* TASK DETAILS
Your answer must match the records word for word and contain no pictures.

* MATERIAL PROVIDED
......
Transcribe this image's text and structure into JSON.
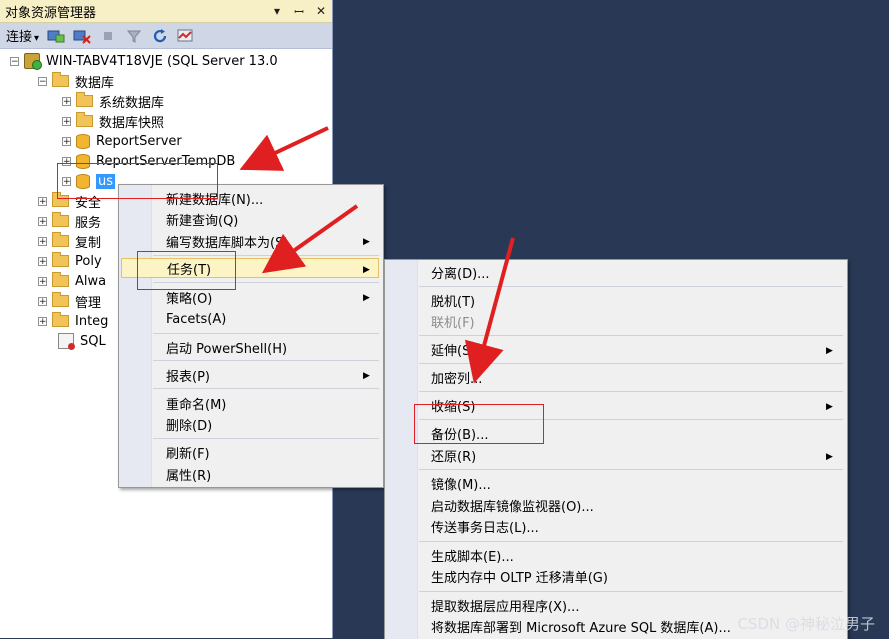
{
  "panel": {
    "title": "对象资源管理器",
    "title_buttons": [
      "▾",
      "ꟷ",
      "✕"
    ],
    "toolbar": {
      "connect_label": "连接",
      "connect_caret": "▾"
    }
  },
  "tree": {
    "server": "WIN-TABV4T18VJE (SQL Server 13.0",
    "databases": "数据库",
    "system_databases": "系统数据库",
    "snapshots": "数据库快照",
    "report_server": "ReportServer",
    "report_server_temp": "ReportServerTempDB",
    "selected_db": "us",
    "security": "安全",
    "server_objects": "服务",
    "replication": "复制",
    "polybase": "Poly",
    "always_on": "Alwa",
    "management": "管理",
    "integration": "Integ",
    "sql_agent": "SQL"
  },
  "context_menu": {
    "new_database": "新建数据库(N)...",
    "new_query": "新建查询(Q)",
    "script_as": "编写数据库脚本为(S)",
    "tasks": "任务(T)",
    "policies": "策略(O)",
    "facets": "Facets(A)",
    "powershell": "启动 PowerShell(H)",
    "reports": "报表(P)",
    "rename": "重命名(M)",
    "delete": "删除(D)",
    "refresh": "刷新(F)",
    "properties": "属性(R)"
  },
  "tasks_menu": {
    "detach": "分离(D)...",
    "take_offline": "脱机(T)",
    "bring_online": "联机(F)",
    "stretch": "延伸(S)",
    "encrypt_columns": "加密列...",
    "shrink": "收缩(S)",
    "backup": "备份(B)...",
    "restore": "还原(R)",
    "mirror": "镜像(M)...",
    "mirror_monitor": "启动数据库镜像监视器(O)...",
    "log_shipping": "传送事务日志(L)...",
    "generate_scripts": "生成脚本(E)...",
    "oltp_checklist": "生成内存中 OLTP 迁移清单(G)",
    "extract_dac": "提取数据层应用程序(X)...",
    "deploy_azure": "将数据库部署到 Microsoft Azure SQL 数据库(A)..."
  },
  "submenu_arrow": "▶",
  "watermark": "CSDN @神秘泣男子",
  "colors": {
    "background": "#293955",
    "title_bar": "#f7f0c6",
    "highlight": "#fdf4c5",
    "selection": "#3399ff",
    "annotation": "#e02020"
  }
}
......
* RESULT
Transcribe this image's text and structure into JSON.
{
  "panel": {
    "title": "对象资源管理器",
    "title_buttons": [
      "▾",
      "ꟷ",
      "✕"
    ],
    "toolbar": {
      "connect_label": "连接",
      "connect_caret": "▾"
    }
  },
  "tree": {
    "server": "WIN-TABV4T18VJE (SQL Server 13.0",
    "databases": "数据库",
    "system_databases": "系统数据库",
    "snapshots": "数据库快照",
    "report_server": "ReportServer",
    "report_server_temp": "ReportServerTempDB",
    "selected_db": "us",
    "security": "安全",
    "server_objects": "服务",
    "replication": "复制",
    "polybase": "Poly",
    "always_on": "Alwa",
    "management": "管理",
    "integration": "Integ",
    "sql_agent": "SQL"
  },
  "context_menu": {
    "new_database": "新建数据库(N)...",
    "new_query": "新建查询(Q)",
    "script_as": "编写数据库脚本为(S)",
    "tasks": "任务(T)",
    "policies": "策略(O)",
    "facets": "Facets(A)",
    "powershell": "启动 PowerShell(H)",
    "reports": "报表(P)",
    "rename": "重命名(M)",
    "delete": "删除(D)",
    "refresh": "刷新(F)",
    "properties": "属性(R)"
  },
  "tasks_menu": {
    "detach": "分离(D)...",
    "take_offline": "脱机(T)",
    "bring_online": "联机(F)",
    "stretch": "延伸(S)",
    "encrypt_columns": "加密列...",
    "shrink": "收缩(S)",
    "backup": "备份(B)...",
    "restore": "还原(R)",
    "mirror": "镜像(M)...",
    "mirror_monitor": "启动数据库镜像监视器(O)...",
    "log_shipping": "传送事务日志(L)...",
    "generate_scripts": "生成脚本(E)...",
    "oltp_checklist": "生成内存中 OLTP 迁移清单(G)",
    "extract_dac": "提取数据层应用程序(X)...",
    "deploy_azure": "将数据库部署到 Microsoft Azure SQL 数据库(A)..."
  },
  "submenu_arrow": "▶",
  "watermark": "CSDN @神秘泣男子",
  "colors": {
    "background": "#293955",
    "title_bar": "#f7f0c6",
    "highlight": "#fdf4c5",
    "selection": "#3399ff",
    "annotation": "#e02020"
  }
}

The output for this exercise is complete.